Thirty-five years ago, a seventeen-year-old boy from Pittsburgh spent his summer scooping ice cream for tourists at Glacier National Park. On an ordinary day, an adorable little seven-year-old girl from Memphis came in to the sweet shop with her family. She wearing a pink sundress and a button that said, “Hi, I’m Alice!” The boy flirted with her in the usual way you innocently flirt with little children, gave her an extra scoop of peppermint stick ice cream, and sent her and her family on their way.
Ten years later in another part of the country, by sheer happenstance (if there is such a thing) a girl fell in love with a boy ten years her senior, and he fell madly in love with her. They were married for a couple of years when, while going through her old family photo albums, they stumbled across a picture of six-year-old Alice in a sweet shop at Glacier National Park with her family. She was reaching for an ice cream cone handed to her across the counter by the very man who now sat beside her on the couch.
The sweet shop boy has been married to Alice for two-and-a-half decades now. There was nothing about that day when she was a child to indicate that the boy scooping her ice cream was her husband, unknowingly waiting for her to grow up. When Alice left the shop with her family that day, she forgot about him, and he about her. They were just strangers whose paths crossed for three minutes one summer and then parted again, presumably for ever. Even when they were married, he’d never realized that Alice with the peppermint stick ice cream was Alice his wife. And she’d never known that her husband was the sweet shop boy, until they found that old photo.
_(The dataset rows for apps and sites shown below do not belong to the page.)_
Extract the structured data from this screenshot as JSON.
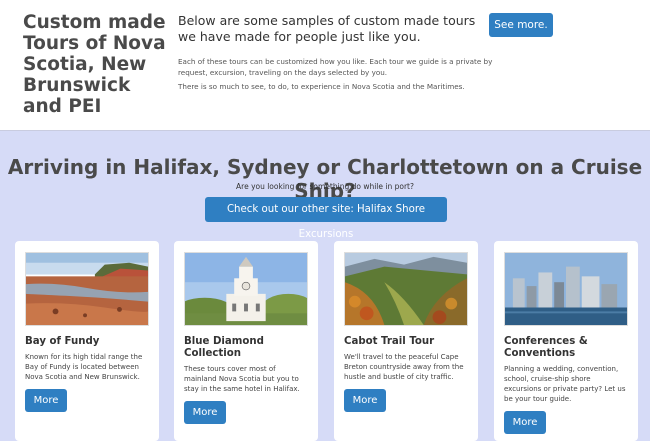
{
  "header": {
    "title": "Custom made Tours of Nova Scotia, New Brunswick and PEI",
    "intro": "Below are some samples of custom made tours we have made for people just like you.",
    "paragraph1": "Each of these tours can be customized how you like. Each tour we guide is a private by request, excursion, traveling on the days selected by you.",
    "paragraph2": "There is so much to see, to do, to experience in Nova Scotia and the Maritimes.",
    "see_more_label": "See more."
  },
  "cruise": {
    "heading": "Arriving in Halifax, Sydney or Charlottetown on a Cruise Ship?",
    "subtext": "Are you looking for something do while in port?",
    "button_label": "Check out our other site: Halifax Shore Excursions"
  },
  "cards": [
    {
      "title": "Bay of Fundy",
      "description": "Known for its high tidal range the Bay of Fundy is located between Nova Scotia and New Brunswick.",
      "button": "More",
      "image": "tidal-flats-photo"
    },
    {
      "title": "Blue Diamond Collection",
      "description": "These tours cover most of mainland Nova Scotia but you to stay in the same hotel in Halifax.",
      "button": "More",
      "image": "town-clock-photo"
    },
    {
      "title": "Cabot Trail Tour",
      "description": "We'll travel to the peaceful Cape Breton countryside away from the hustle and bustle of city traffic.",
      "button": "More",
      "image": "autumn-valley-photo"
    },
    {
      "title": "Conferences & Conventions",
      "description": "Planning a wedding, convention, school, cruise-ship shore excursions or private party? Let us be your tour guide.",
      "button": "More",
      "image": "city-skyline-photo"
    }
  ]
}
Be careful about discounting the seemingly unimportant moments in life and about wholly regretting the bad. There are a thousand million intricacies to life. The happiness of meeting the love of your life may be indebted to such a small moment as getting peppermint stick ice cream on summer vacation when you were seven years old.